▶ [What the task requires]: Write out the listing below in full and exactly, leaving out every picture.

::::::::::

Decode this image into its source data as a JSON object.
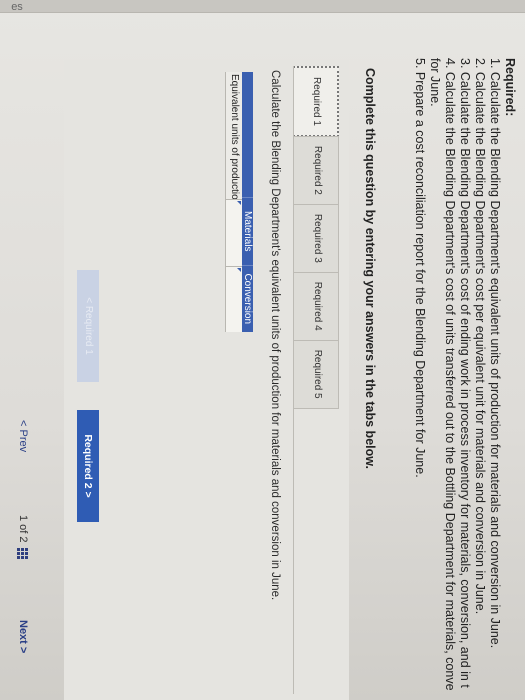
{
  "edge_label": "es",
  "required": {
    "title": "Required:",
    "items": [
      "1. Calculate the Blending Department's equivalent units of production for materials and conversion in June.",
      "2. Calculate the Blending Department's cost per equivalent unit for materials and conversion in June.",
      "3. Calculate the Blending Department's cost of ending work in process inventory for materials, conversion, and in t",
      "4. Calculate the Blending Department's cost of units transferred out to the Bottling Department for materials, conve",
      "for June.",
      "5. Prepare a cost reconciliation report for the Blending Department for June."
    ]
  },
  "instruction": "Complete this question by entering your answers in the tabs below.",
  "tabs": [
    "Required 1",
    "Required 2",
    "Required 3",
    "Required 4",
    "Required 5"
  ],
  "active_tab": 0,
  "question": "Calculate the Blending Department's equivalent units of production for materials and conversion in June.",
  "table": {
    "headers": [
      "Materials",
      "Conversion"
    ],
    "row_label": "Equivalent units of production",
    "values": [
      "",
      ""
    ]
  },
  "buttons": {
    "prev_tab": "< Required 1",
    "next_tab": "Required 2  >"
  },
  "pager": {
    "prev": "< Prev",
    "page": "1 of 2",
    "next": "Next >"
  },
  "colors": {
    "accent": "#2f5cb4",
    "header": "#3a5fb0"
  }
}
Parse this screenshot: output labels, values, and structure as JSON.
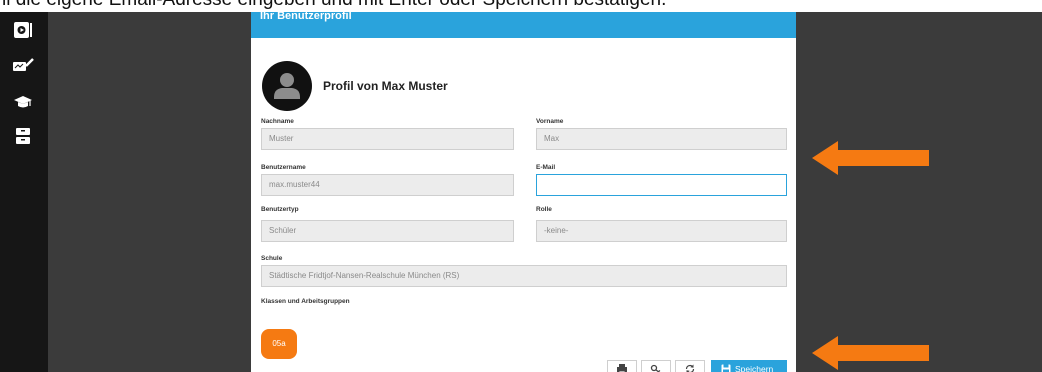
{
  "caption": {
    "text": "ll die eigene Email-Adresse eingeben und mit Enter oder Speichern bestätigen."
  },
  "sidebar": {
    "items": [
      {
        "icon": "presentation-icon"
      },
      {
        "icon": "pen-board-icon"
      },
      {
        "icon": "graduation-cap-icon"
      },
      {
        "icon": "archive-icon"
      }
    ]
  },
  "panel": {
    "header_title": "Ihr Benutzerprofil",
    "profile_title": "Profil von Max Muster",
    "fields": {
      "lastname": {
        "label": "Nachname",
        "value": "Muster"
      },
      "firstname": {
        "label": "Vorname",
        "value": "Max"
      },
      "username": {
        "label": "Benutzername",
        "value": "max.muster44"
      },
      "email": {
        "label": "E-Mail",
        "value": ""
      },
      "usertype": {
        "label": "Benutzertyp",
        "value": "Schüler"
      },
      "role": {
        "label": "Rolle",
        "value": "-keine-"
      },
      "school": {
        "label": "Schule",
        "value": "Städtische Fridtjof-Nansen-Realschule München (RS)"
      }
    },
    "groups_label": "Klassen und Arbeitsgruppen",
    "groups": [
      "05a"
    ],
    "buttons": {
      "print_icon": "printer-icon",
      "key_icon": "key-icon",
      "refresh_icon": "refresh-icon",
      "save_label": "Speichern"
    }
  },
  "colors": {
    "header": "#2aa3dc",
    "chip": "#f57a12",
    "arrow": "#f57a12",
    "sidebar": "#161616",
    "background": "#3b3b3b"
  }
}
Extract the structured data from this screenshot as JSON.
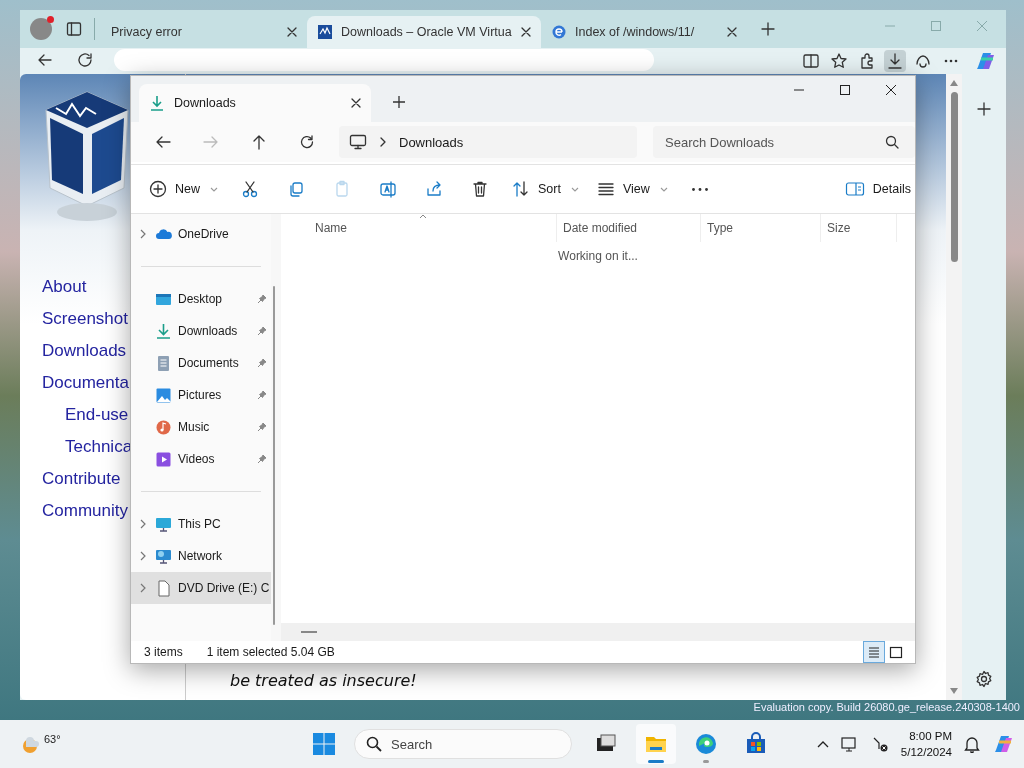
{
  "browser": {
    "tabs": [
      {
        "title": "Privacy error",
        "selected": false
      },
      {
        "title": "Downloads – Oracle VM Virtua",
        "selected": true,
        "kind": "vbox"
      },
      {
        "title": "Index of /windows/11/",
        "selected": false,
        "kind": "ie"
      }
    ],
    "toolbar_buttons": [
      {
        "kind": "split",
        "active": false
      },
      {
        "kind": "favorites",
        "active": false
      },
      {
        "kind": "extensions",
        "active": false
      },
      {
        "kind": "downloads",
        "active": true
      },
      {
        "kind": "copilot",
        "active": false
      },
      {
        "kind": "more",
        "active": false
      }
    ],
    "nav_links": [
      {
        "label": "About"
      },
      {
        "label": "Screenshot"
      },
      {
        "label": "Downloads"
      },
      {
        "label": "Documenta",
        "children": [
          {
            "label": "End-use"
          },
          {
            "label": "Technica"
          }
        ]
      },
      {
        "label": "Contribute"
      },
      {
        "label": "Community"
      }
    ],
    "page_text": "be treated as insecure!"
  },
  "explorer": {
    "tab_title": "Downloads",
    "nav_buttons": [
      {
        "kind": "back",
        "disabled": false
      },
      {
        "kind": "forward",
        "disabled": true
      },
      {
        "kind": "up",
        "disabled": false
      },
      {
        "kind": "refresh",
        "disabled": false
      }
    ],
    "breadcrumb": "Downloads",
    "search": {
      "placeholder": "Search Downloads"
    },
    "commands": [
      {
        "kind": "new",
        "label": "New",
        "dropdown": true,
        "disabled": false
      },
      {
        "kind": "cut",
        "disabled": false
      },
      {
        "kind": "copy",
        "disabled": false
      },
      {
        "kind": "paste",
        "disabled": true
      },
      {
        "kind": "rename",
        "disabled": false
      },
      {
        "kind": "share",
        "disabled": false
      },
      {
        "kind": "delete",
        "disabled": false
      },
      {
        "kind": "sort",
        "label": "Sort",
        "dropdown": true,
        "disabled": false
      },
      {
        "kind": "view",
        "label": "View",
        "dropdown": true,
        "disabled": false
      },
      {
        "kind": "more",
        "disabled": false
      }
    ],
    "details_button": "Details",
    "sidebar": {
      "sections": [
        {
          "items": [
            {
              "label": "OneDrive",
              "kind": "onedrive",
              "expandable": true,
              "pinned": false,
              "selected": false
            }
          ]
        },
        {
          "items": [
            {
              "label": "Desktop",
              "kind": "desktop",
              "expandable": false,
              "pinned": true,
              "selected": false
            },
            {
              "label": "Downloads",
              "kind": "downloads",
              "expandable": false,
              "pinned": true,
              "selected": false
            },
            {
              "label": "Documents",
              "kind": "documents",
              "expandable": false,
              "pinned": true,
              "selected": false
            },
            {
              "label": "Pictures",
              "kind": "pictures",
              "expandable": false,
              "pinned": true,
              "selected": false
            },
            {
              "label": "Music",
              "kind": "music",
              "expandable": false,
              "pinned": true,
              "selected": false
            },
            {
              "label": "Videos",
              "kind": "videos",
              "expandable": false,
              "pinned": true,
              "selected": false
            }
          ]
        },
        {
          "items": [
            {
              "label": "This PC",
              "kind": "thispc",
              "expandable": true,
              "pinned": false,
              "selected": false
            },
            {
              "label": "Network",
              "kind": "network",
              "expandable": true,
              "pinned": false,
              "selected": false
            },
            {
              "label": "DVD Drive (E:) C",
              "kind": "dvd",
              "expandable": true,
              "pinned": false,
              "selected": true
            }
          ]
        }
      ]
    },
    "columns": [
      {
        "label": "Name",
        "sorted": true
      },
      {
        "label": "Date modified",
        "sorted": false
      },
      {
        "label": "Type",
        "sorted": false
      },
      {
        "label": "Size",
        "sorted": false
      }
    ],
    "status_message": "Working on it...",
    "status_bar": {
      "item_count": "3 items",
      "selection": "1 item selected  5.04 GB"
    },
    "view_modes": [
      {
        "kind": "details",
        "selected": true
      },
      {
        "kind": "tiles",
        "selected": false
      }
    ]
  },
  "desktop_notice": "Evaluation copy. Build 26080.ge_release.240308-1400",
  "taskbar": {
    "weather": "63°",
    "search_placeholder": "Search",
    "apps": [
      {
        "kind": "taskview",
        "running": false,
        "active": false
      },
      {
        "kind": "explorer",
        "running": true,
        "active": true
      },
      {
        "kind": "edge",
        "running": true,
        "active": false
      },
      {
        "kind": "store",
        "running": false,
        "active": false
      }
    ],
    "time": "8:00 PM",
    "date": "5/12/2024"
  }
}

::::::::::

▶ [Answer for this exercise]:
Decode this image into its source data as a JSON object.
{
  "edge_label": "es",
  "required": {
    "title": "Required:",
    "items": [
      "1. Calculate the Blending Department's equivalent units of production for materials and conversion in June.",
      "2. Calculate the Blending Department's cost per equivalent unit for materials and conversion in June.",
      "3. Calculate the Blending Department's cost of ending work in process inventory for materials, conversion, and in t",
      "4. Calculate the Blending Department's cost of units transferred out to the Bottling Department for materials, conve",
      "for June.",
      "5. Prepare a cost reconciliation report for the Blending Department for June."
    ]
  },
  "instruction": "Complete this question by entering your answers in the tabs below.",
  "tabs": [
    "Required 1",
    "Required 2",
    "Required 3",
    "Required 4",
    "Required 5"
  ],
  "active_tab": 0,
  "question": "Calculate the Blending Department's equivalent units of production for materials and conversion in June.",
  "table": {
    "headers": [
      "Materials",
      "Conversion"
    ],
    "row_label": "Equivalent units of production",
    "values": [
      "",
      ""
    ]
  },
  "buttons": {
    "prev_tab": "< Required 1",
    "next_tab": "Required 2  >"
  },
  "pager": {
    "prev": "< Prev",
    "page": "1 of 2",
    "next": "Next >"
  },
  "colors": {
    "accent": "#2f5cb4",
    "header": "#3a5fb0"
  }
}
Parse this screenshot: output labels, values, and structure as JSON.
{
  "caption": {
    "text": "ll die eigene Email-Adresse eingeben und mit Enter oder Speichern bestätigen."
  },
  "sidebar": {
    "items": [
      {
        "icon": "presentation-icon"
      },
      {
        "icon": "pen-board-icon"
      },
      {
        "icon": "graduation-cap-icon"
      },
      {
        "icon": "archive-icon"
      }
    ]
  },
  "panel": {
    "header_title": "Ihr Benutzerprofil",
    "profile_title": "Profil von Max Muster",
    "fields": {
      "lastname": {
        "label": "Nachname",
        "value": "Muster"
      },
      "firstname": {
        "label": "Vorname",
        "value": "Max"
      },
      "username": {
        "label": "Benutzername",
        "value": "max.muster44"
      },
      "email": {
        "label": "E-Mail",
        "value": ""
      },
      "usertype": {
        "label": "Benutzertyp",
        "value": "Schüler"
      },
      "role": {
        "label": "Rolle",
        "value": "-keine-"
      },
      "school": {
        "label": "Schule",
        "value": "Städtische Fridtjof-Nansen-Realschule München (RS)"
      }
    },
    "groups_label": "Klassen und Arbeitsgruppen",
    "groups": [
      "05a"
    ],
    "buttons": {
      "print_icon": "printer-icon",
      "key_icon": "key-icon",
      "refresh_icon": "refresh-icon",
      "save_label": "Speichern"
    }
  },
  "colors": {
    "header": "#2aa3dc",
    "chip": "#f57a12",
    "arrow": "#f57a12",
    "sidebar": "#161616",
    "background": "#3b3b3b"
  }
}
Extract the structured data from this screenshot as JSON.
{
  "browser": {
    "tabs": [
      {
        "title": "Privacy error",
        "selected": false
      },
      {
        "title": "Downloads – Oracle VM Virtua",
        "selected": true,
        "kind": "vbox"
      },
      {
        "title": "Index of /windows/11/",
        "selected": false,
        "kind": "ie"
      }
    ],
    "toolbar_buttons": [
      {
        "kind": "split",
        "active": false
      },
      {
        "kind": "favorites",
        "active": false
      },
      {
        "kind": "extensions",
        "active": false
      },
      {
        "kind": "downloads",
        "active": true
      },
      {
        "kind": "copilot",
        "active": false
      },
      {
        "kind": "more",
        "active": false
      }
    ],
    "nav_links": [
      {
        "label": "About"
      },
      {
        "label": "Screenshot"
      },
      {
        "label": "Downloads"
      },
      {
        "label": "Documenta",
        "children": [
          {
            "label": "End-use"
          },
          {
            "label": "Technica"
          }
        ]
      },
      {
        "label": "Contribute"
      },
      {
        "label": "Community"
      }
    ],
    "page_text": "be treated as insecure!"
  },
  "explorer": {
    "tab_title": "Downloads",
    "nav_buttons": [
      {
        "kind": "back",
        "disabled": false
      },
      {
        "kind": "forward",
        "disabled": true
      },
      {
        "kind": "up",
        "disabled": false
      },
      {
        "kind": "refresh",
        "disabled": false
      }
    ],
    "breadcrumb": "Downloads",
    "search": {
      "placeholder": "Search Downloads"
    },
    "commands": [
      {
        "kind": "new",
        "label": "New",
        "dropdown": true,
        "disabled": false
      },
      {
        "kind": "cut",
        "disabled": false
      },
      {
        "kind": "copy",
        "disabled": false
      },
      {
        "kind": "paste",
        "disabled": true
      },
      {
        "kind": "rename",
        "disabled": false
      },
      {
        "kind": "share",
        "disabled": false
      },
      {
        "kind": "delete",
        "disabled": false
      },
      {
        "kind": "sort",
        "label": "Sort",
        "dropdown": true,
        "disabled": false
      },
      {
        "kind": "view",
        "label": "View",
        "dropdown": true,
        "disabled": false
      },
      {
        "kind": "more",
        "disabled": false
      }
    ],
    "details_button": "Details",
    "sidebar": {
      "sections": [
        {
          "items": [
            {
              "label": "OneDrive",
              "kind": "onedrive",
              "expandable": true,
              "pinned": false,
              "selected": false
            }
          ]
        },
        {
          "items": [
            {
              "label": "Desktop",
              "kind": "desktop",
              "expandable": false,
              "pinned": true,
              "selected": false
            },
            {
              "label": "Downloads",
              "kind": "downloads",
              "expandable": false,
              "pinned": true,
              "selected": false
            },
            {
              "label": "Documents",
              "kind": "documents",
              "expandable": false,
              "pinned": true,
              "selected": false
            },
            {
              "label": "Pictures",
              "kind": "pictures",
              "expandable": false,
              "pinned": true,
              "selected": false
            },
            {
              "label": "Music",
              "kind": "music",
              "expandable": false,
              "pinned": true,
              "selected": false
            },
            {
              "label": "Videos",
              "kind": "videos",
              "expandable": false,
              "pinned": true,
              "selected": false
            }
          ]
        },
        {
          "items": [
            {
              "label": "This PC",
              "kind": "thispc",
              "expandable": true,
              "pinned": false,
              "selected": false
            },
            {
              "label": "Network",
              "kind": "network",
              "expandable": true,
              "pinned": false,
              "selected": false
            },
            {
              "label": "DVD Drive (E:) C",
              "kind": "dvd",
              "expandable": true,
              "pinned": false,
              "selected": true
            }
          ]
        }
      ]
    },
    "columns": [
      {
        "label": "Name",
        "sorted": true
      },
      {
        "label": "Date modified",
        "sorted": false
      },
      {
        "label": "Type",
        "sorted": false
      },
      {
        "label": "Size",
        "sorted": false
      }
    ],
    "status_message": "Working on it...",
    "status_bar": {
      "item_count": "3 items",
      "selection": "1 item selected  5.04 GB"
    },
    "view_modes": [
      {
        "kind": "details",
        "selected": true
      },
      {
        "kind": "tiles",
        "selected": false
      }
    ]
  },
  "desktop_notice": "Evaluation copy. Build 26080.ge_release.240308-1400",
  "taskbar": {
    "weather": "63°",
    "search_placeholder": "Search",
    "apps": [
      {
        "kind": "taskview",
        "running": false,
        "active": false
      },
      {
        "kind": "explorer",
        "running": true,
        "active": true
      },
      {
        "kind": "edge",
        "running": true,
        "active": false
      },
      {
        "kind": "store",
        "running": false,
        "active": false
      }
    ],
    "time": "8:00 PM",
    "date": "5/12/2024"
  }
}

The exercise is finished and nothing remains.